Tools for this investigation: steel cable ties, multitool pliers, diagonal cutters. Greenlite tool roll for contrast.

I don't think I've ever heard of stainless steel cable ties until this morning. I'm sure they've been around a long time, and that people who use them for exhausts and actual maintenance tasks are well aware of them, but I had never come across them before, at least not in a way that they registered. But today, while searching for some wider-than-normal "heavy duty" cable ties to fix up my Carradice Bagman rack, I happened to see some photos of stainless steel ones, which naturally infected me with an irresistible urge to try some out.

Close up of the fastening end

I quickly learned that for $6 minus a 20% off coupon plus a quick trip to my neighborhood Harbor Freight store, a back of 25 12" long stainless steel cable ties could be mine. The first question I had was, how do they hold tight? And the second one was, could I tighten and cut them with the multitool that I always carry in my tool roll?

The answer to the first question, I found, is that there's a ball bearing entrapped inside that fastening head which forms a happy little friction and pressure jam alliance with the band as you pull it tight. It says it has 115 lbs working load, and I'd guess that would be the band itself, since that jammed-up ball seems very stubbornly stuck once the band is tightened. Apparently, there's also an alternate type that fastens differently. If I get hold of some of those, I'll include them in part 2 of this topic.

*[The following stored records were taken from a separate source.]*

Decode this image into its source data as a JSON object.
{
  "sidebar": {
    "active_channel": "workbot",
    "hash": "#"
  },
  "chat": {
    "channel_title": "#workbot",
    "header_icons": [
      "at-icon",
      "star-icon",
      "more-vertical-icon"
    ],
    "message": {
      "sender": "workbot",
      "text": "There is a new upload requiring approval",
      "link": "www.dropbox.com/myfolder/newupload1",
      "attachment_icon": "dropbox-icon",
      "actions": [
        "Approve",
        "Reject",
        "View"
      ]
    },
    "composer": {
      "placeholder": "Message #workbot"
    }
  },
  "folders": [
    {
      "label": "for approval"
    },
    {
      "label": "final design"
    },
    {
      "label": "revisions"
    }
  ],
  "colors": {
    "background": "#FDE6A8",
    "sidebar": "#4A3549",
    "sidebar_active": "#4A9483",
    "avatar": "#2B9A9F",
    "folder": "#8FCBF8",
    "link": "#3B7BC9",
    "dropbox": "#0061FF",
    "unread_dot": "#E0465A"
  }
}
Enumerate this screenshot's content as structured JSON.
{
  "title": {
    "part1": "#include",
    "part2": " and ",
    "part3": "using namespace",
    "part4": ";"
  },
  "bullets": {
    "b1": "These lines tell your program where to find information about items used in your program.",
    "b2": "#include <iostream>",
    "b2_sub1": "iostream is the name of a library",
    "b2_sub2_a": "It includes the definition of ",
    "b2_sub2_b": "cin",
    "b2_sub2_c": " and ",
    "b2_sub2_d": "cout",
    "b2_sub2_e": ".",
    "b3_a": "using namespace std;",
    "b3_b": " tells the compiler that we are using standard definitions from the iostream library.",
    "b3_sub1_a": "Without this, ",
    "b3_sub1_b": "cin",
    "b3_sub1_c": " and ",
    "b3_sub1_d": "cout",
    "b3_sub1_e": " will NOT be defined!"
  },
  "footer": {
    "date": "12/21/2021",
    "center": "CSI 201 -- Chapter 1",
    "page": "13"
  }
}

To try them out, I thought I would simulate the field repair I did on my old rear rack when one of the welds broke loose. When it broke during a commute, I wrapped two plastic cable ties around, pulled them tight as I could with the multitool, and they held for a long time. Could I do the same with steel ties?

Simulated field repair of broken rack weld with stainless steel cable ties

The good news is, tightening the straps with the multitool using a method similar to the one shown in this helpful youtube video worked great. You just use a needle nose to wind up the tail end of the band underneath, and tighten it against the fastening end.

The sort of bad news is, cutting the steel with the multitool pliers did not work so well. First try, rather than cutting the steel band, it sort of bent in between the pliers and jammed them shut. Since they bend easily for folding in the opening direction, there was not an easy way to unjam them. I ended up using another needle nose pliers to pry the multitool pliers open, which was not ideal. Out on the road, I think I could have worked them open, but no use banging my knuckles at home when another pliers did the job. The loose end of the cable tie seems to be capable of being wound around something or itself, too, so in the event of a field repair, the unused length doesn't seem like a big deal. It's very flexible, bendable stuff.

Stainless steel pliers jammer upper

So, next question, would the 7" diagonal cutters do the job? Yes! They worked well, with low to moderate effort, cutting right through. Not that I really want to add a 7" diagonal cutters to the tool roll.

These stainless cable ties seem light, strong, and potentially useful in many different scenarios. I'm going to throw some into the bag for future use, and will let you know if/when they come in handy. 

Ever used them for a bicycle, or something else? Perhaps what they're actually intended for?